■ Work to be completed: Wherever "type" appears in a line of the listing, report that line.

■ Exercise input:

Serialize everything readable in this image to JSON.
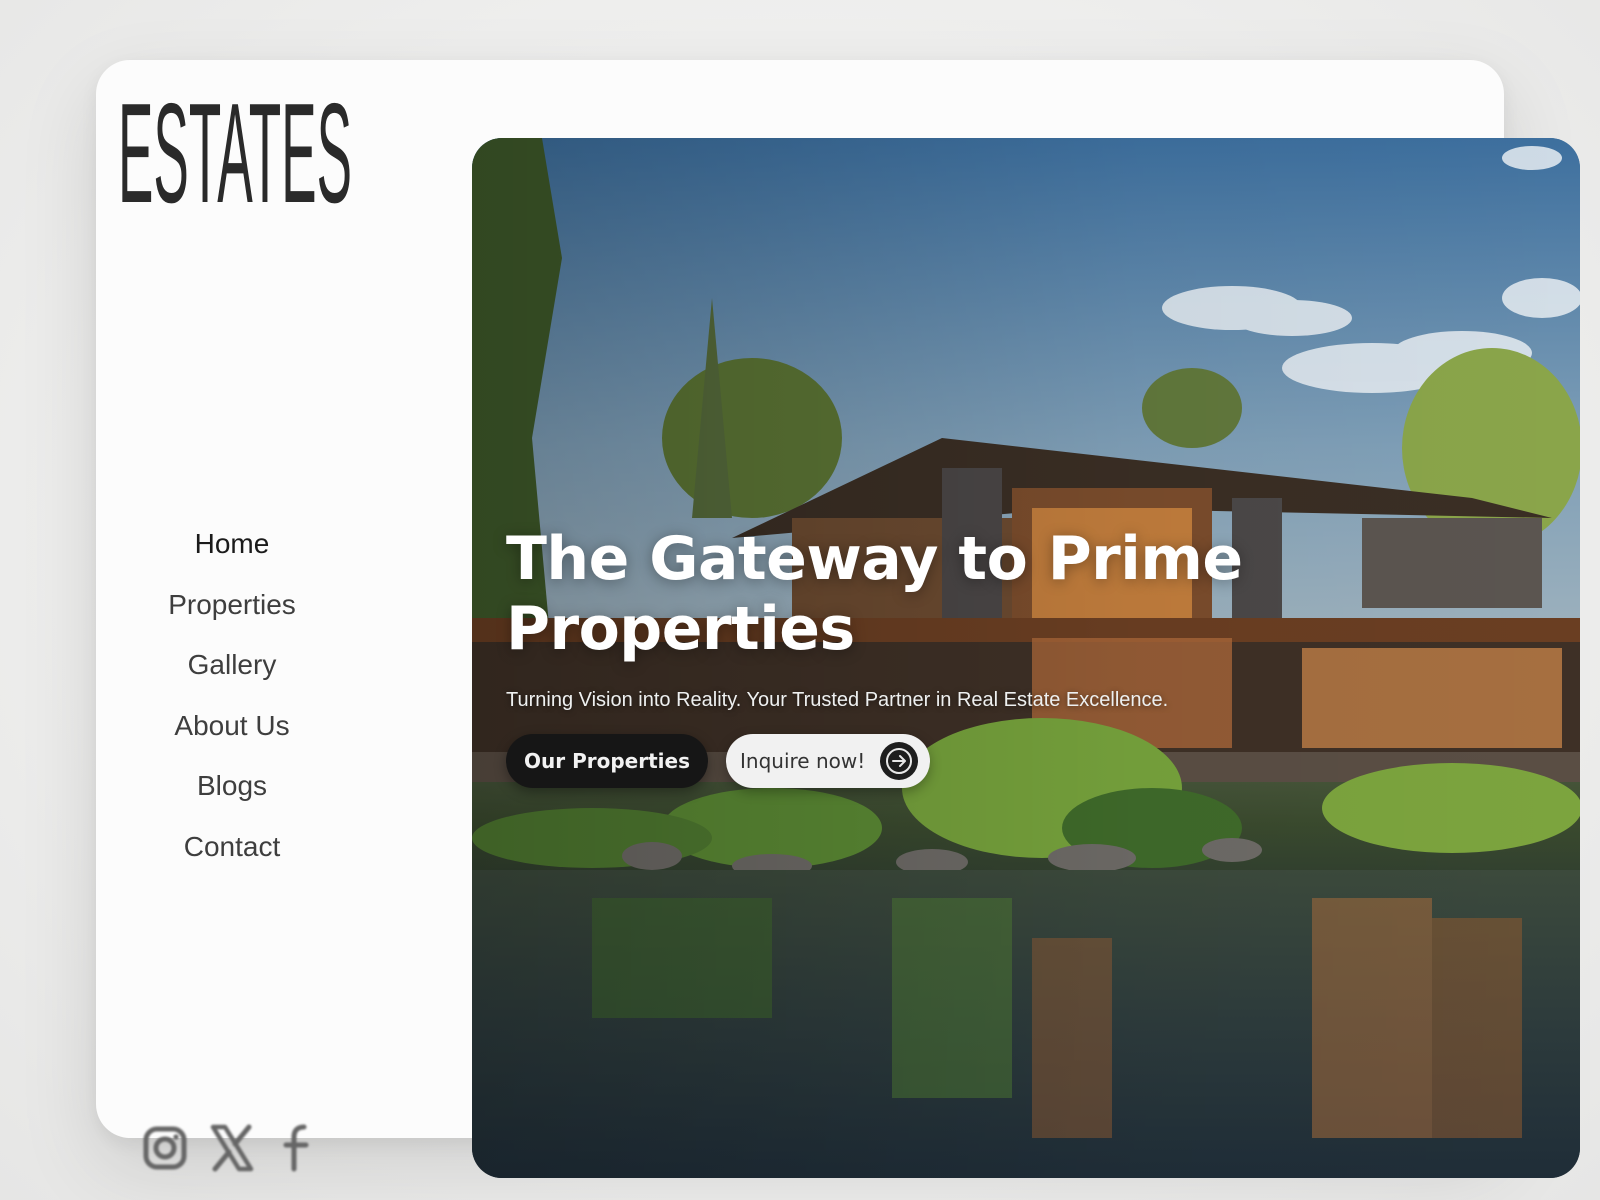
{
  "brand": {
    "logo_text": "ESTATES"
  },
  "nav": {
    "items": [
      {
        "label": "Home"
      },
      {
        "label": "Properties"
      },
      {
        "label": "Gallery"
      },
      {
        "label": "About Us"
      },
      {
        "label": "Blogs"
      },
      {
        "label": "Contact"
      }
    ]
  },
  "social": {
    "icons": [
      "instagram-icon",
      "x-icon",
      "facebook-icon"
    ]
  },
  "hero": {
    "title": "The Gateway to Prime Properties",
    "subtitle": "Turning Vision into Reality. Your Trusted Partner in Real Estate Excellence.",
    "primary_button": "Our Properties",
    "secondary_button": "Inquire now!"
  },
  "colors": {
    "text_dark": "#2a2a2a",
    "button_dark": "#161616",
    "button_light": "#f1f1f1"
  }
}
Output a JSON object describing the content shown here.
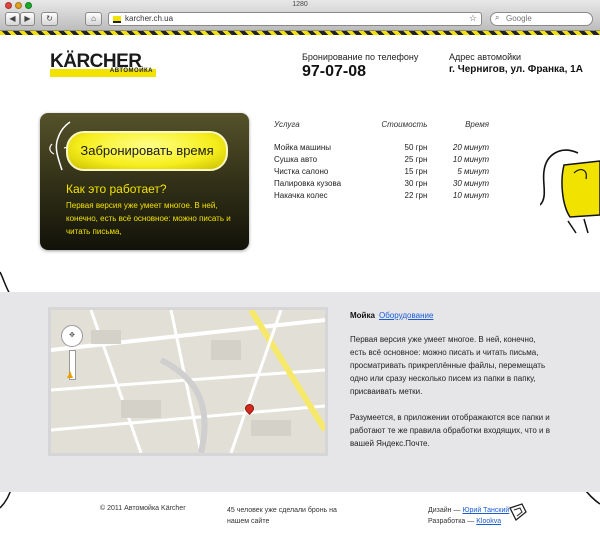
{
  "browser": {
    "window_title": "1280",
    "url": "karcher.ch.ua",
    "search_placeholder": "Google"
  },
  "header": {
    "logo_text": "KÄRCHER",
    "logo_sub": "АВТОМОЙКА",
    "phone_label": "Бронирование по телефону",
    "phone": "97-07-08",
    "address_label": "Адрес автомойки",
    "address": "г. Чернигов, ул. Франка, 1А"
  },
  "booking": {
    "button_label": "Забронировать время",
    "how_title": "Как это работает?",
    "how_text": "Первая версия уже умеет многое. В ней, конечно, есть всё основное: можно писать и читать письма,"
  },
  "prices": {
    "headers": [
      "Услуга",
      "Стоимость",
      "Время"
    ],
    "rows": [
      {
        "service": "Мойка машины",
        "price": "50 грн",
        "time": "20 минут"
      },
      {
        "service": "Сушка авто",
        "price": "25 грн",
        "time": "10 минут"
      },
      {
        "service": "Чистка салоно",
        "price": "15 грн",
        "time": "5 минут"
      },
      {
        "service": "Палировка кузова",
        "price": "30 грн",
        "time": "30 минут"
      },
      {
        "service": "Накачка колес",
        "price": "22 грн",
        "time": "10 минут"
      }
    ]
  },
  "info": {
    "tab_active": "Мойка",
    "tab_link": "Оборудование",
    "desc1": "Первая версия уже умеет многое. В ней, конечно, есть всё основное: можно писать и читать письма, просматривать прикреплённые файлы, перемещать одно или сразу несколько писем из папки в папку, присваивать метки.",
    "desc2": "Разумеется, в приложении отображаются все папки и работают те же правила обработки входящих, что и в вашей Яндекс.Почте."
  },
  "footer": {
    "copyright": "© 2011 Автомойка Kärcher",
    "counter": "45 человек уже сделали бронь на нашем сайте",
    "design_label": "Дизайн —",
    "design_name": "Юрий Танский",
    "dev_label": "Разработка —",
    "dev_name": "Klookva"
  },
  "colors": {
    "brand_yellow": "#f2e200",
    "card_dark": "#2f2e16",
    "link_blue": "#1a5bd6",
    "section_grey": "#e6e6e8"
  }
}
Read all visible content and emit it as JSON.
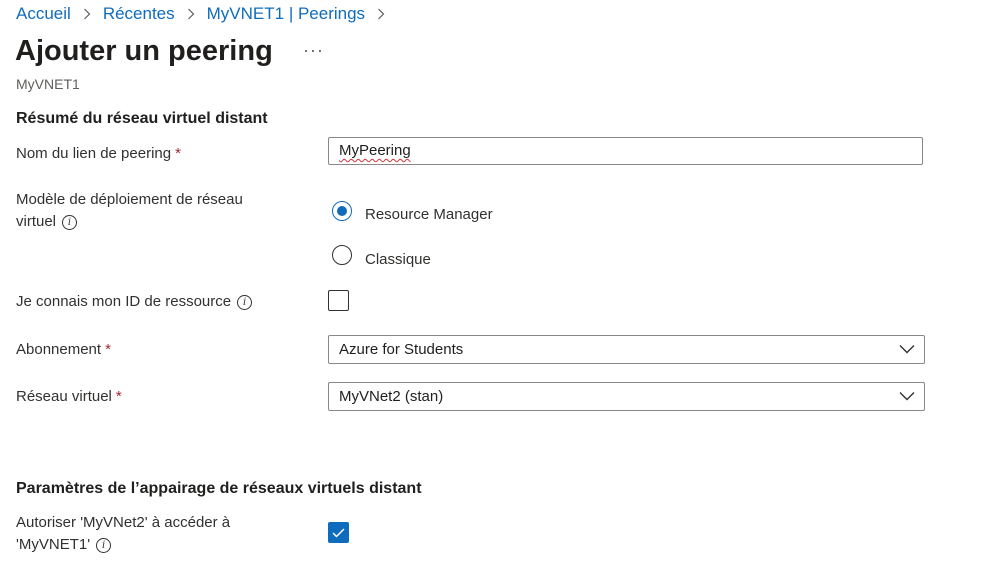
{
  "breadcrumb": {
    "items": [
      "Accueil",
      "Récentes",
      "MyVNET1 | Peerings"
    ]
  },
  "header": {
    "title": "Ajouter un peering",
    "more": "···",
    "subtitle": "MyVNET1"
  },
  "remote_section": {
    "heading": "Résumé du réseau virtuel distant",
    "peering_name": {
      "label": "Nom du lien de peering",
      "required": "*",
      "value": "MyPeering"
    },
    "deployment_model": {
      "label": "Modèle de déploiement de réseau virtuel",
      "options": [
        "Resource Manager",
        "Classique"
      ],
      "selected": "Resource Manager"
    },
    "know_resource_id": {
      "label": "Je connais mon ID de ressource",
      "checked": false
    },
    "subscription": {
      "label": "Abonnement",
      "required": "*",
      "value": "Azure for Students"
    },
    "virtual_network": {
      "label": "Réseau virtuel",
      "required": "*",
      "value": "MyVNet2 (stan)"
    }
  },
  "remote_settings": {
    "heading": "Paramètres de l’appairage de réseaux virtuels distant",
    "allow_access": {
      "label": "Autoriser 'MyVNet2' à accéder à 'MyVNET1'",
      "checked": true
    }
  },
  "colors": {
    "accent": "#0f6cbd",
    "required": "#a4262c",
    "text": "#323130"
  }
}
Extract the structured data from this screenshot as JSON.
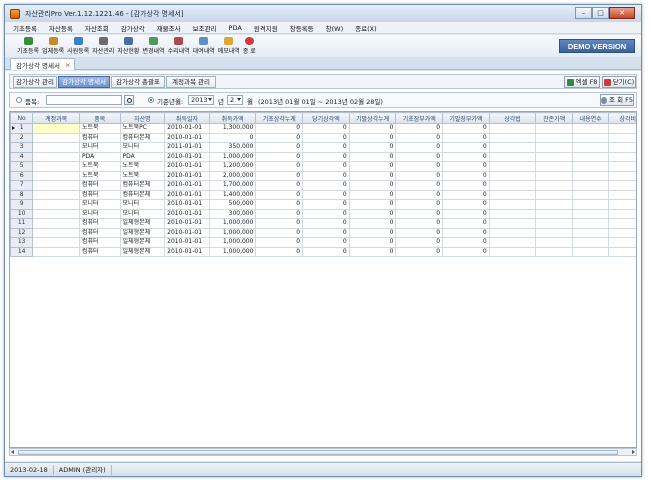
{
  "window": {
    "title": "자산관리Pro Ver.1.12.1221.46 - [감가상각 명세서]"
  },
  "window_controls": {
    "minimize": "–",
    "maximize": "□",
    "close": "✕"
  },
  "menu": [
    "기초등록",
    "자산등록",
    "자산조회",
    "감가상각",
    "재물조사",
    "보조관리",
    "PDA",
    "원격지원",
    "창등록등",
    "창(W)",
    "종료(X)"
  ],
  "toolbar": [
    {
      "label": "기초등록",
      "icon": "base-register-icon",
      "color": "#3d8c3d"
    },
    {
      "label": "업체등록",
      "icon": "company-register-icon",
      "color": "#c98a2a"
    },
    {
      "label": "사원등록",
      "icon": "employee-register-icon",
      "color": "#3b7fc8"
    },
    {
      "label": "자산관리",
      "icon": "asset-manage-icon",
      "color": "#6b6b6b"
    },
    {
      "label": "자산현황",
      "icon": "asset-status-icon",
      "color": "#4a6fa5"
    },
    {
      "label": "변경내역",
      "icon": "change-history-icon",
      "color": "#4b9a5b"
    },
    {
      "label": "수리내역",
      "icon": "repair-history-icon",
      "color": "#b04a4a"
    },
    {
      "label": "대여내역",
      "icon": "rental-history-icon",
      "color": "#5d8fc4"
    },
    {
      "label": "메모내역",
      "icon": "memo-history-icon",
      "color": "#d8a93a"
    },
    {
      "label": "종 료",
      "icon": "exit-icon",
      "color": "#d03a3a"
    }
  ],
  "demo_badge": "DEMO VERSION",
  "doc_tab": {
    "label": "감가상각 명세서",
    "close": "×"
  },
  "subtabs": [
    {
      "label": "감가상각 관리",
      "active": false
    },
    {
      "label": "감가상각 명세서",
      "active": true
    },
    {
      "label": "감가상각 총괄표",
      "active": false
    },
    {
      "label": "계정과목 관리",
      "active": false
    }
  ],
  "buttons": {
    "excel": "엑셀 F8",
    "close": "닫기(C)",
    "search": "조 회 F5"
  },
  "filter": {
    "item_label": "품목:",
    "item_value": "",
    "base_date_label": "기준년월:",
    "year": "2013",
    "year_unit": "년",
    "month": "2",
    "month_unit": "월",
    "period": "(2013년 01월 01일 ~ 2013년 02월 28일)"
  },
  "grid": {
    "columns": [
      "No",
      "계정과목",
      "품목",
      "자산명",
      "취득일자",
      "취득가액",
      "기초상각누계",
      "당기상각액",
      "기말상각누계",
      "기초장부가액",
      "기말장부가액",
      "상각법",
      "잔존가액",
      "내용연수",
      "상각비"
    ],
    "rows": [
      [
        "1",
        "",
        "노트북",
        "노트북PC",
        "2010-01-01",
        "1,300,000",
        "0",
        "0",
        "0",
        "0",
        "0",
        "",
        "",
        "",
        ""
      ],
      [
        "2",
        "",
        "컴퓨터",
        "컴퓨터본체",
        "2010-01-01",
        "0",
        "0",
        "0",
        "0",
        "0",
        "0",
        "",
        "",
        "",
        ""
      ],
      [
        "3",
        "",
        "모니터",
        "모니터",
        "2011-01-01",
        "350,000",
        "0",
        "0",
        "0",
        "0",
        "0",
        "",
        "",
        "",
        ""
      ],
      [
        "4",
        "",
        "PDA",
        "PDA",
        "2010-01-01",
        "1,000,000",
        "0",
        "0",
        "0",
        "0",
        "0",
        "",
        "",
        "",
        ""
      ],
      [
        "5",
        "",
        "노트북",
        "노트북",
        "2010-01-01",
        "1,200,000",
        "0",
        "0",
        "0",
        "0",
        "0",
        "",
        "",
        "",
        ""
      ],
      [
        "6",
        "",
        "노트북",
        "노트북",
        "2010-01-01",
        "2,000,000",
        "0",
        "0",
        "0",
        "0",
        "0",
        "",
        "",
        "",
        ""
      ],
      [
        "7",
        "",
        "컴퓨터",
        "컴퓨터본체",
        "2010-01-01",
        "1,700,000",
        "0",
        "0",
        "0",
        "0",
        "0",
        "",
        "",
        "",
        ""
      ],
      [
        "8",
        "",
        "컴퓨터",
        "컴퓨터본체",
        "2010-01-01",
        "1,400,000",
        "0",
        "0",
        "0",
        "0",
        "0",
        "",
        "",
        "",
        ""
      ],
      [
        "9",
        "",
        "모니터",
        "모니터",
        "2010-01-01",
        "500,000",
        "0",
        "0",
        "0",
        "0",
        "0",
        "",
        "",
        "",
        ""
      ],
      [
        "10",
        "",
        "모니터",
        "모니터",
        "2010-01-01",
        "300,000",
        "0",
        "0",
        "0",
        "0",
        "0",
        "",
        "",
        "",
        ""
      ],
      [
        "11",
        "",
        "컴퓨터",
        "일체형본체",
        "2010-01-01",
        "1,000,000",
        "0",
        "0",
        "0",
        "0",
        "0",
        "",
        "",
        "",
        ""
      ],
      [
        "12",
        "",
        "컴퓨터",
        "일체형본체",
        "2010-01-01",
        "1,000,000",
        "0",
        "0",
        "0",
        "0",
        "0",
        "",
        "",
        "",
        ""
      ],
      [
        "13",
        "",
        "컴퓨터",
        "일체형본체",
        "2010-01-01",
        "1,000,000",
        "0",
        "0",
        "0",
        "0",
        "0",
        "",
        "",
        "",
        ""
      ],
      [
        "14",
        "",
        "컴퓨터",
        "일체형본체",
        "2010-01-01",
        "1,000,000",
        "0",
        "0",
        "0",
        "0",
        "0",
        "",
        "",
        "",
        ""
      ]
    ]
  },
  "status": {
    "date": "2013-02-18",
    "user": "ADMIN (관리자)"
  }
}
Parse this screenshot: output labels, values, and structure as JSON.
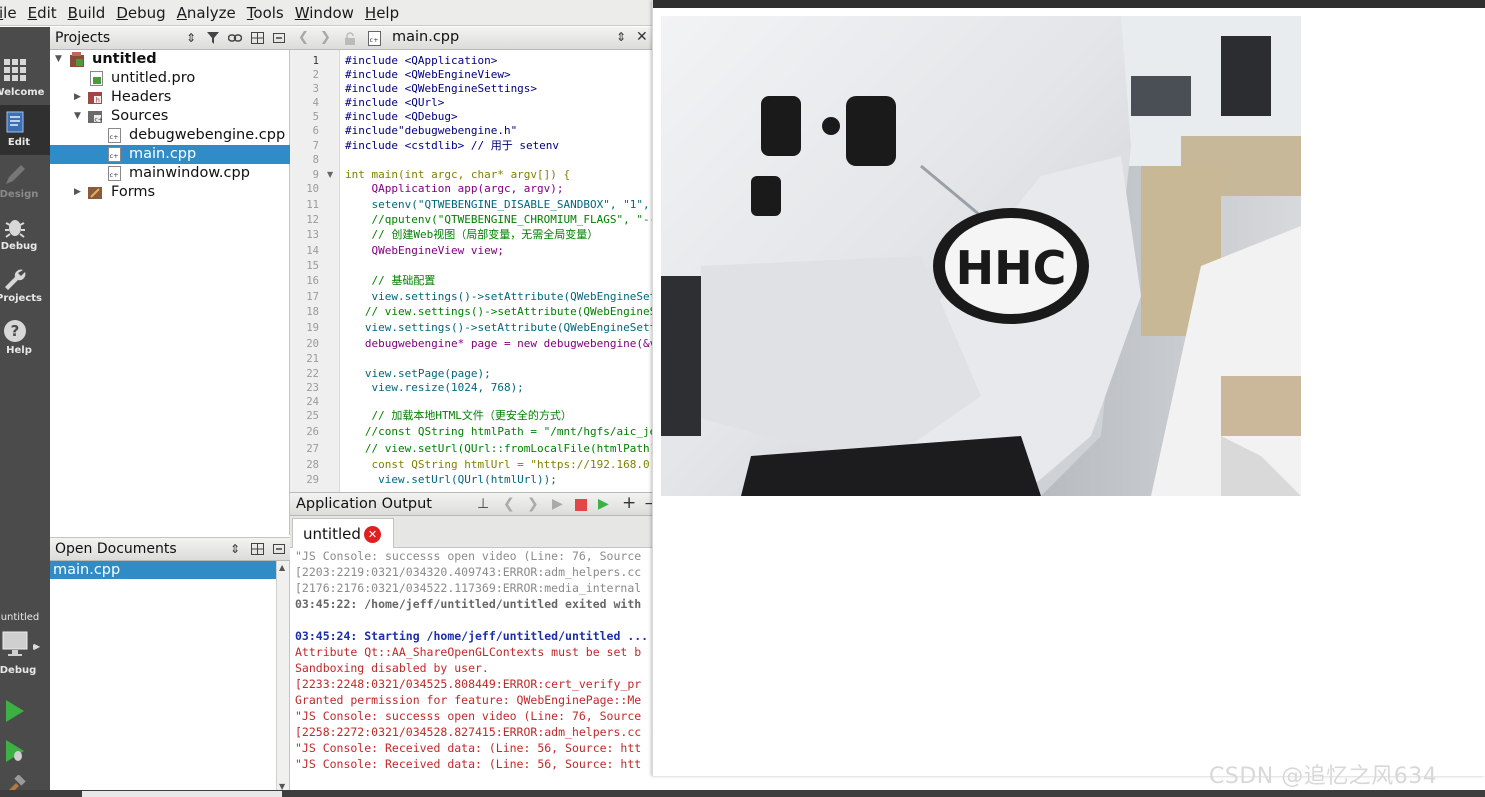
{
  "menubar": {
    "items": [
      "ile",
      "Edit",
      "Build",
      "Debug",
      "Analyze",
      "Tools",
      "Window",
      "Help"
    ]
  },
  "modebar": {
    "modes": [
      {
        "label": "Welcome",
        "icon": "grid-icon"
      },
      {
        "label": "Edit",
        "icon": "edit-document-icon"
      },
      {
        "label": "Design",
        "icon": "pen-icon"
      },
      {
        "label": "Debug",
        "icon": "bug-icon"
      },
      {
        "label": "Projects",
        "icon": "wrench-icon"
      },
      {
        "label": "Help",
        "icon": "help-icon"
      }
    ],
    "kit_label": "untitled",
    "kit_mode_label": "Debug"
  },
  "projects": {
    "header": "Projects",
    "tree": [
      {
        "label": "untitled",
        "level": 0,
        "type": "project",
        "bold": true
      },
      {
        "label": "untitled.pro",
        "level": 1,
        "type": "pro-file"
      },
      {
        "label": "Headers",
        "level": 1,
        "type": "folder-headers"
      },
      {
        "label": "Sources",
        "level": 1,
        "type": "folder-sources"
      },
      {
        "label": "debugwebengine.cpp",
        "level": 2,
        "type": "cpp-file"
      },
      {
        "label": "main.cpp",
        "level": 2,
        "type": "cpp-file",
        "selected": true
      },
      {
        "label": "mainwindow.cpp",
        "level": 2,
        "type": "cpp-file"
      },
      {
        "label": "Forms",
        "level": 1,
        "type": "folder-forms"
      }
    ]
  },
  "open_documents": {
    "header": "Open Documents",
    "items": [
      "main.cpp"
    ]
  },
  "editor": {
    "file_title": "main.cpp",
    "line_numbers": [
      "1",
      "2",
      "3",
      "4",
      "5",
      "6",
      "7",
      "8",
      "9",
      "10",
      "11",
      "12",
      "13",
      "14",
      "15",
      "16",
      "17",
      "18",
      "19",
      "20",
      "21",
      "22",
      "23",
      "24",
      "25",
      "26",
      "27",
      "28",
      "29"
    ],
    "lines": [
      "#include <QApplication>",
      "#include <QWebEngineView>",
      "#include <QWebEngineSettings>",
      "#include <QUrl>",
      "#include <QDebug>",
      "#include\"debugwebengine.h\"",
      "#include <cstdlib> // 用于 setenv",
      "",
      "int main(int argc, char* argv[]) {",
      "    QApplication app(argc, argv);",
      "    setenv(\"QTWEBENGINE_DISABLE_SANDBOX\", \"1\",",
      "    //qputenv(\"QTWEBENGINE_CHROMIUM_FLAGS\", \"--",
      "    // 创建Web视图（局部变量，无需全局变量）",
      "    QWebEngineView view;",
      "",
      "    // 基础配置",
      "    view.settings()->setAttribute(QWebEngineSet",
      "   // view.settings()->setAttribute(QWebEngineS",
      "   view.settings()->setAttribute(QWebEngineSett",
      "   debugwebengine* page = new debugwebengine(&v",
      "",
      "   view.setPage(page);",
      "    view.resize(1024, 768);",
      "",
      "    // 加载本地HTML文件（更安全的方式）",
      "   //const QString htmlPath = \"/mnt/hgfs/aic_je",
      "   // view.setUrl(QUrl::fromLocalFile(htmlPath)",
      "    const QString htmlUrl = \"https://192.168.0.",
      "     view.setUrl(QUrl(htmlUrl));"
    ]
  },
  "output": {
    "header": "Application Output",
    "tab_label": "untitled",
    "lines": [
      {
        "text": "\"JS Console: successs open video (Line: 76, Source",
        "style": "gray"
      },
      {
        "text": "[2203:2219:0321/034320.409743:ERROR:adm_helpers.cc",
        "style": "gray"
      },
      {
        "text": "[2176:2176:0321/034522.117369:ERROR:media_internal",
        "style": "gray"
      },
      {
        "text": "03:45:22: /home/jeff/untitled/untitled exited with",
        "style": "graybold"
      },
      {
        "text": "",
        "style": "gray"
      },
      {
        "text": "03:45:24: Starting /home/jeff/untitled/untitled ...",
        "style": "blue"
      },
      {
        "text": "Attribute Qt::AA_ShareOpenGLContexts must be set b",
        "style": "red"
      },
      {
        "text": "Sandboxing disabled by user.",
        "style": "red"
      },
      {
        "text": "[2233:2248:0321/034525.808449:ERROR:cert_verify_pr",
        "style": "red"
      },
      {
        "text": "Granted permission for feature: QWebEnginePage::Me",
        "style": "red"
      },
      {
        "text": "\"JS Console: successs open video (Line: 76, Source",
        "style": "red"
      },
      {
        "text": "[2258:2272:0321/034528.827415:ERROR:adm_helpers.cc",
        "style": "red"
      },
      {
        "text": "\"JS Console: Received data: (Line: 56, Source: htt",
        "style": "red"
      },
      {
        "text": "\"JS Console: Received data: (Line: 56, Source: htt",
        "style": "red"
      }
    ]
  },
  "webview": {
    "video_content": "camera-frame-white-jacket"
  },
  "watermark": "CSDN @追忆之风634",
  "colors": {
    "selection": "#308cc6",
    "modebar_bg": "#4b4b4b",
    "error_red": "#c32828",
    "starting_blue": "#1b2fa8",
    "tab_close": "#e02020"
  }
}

■ Solution for this exercise:
        "type": "project",
        "type": "pro-file"
        "type": "folder-headers"
        "type": "folder-sources"
        "type": "cpp-file"
        "type": "cpp-file",
        "type": "cpp-file"
        "type": "folder-forms"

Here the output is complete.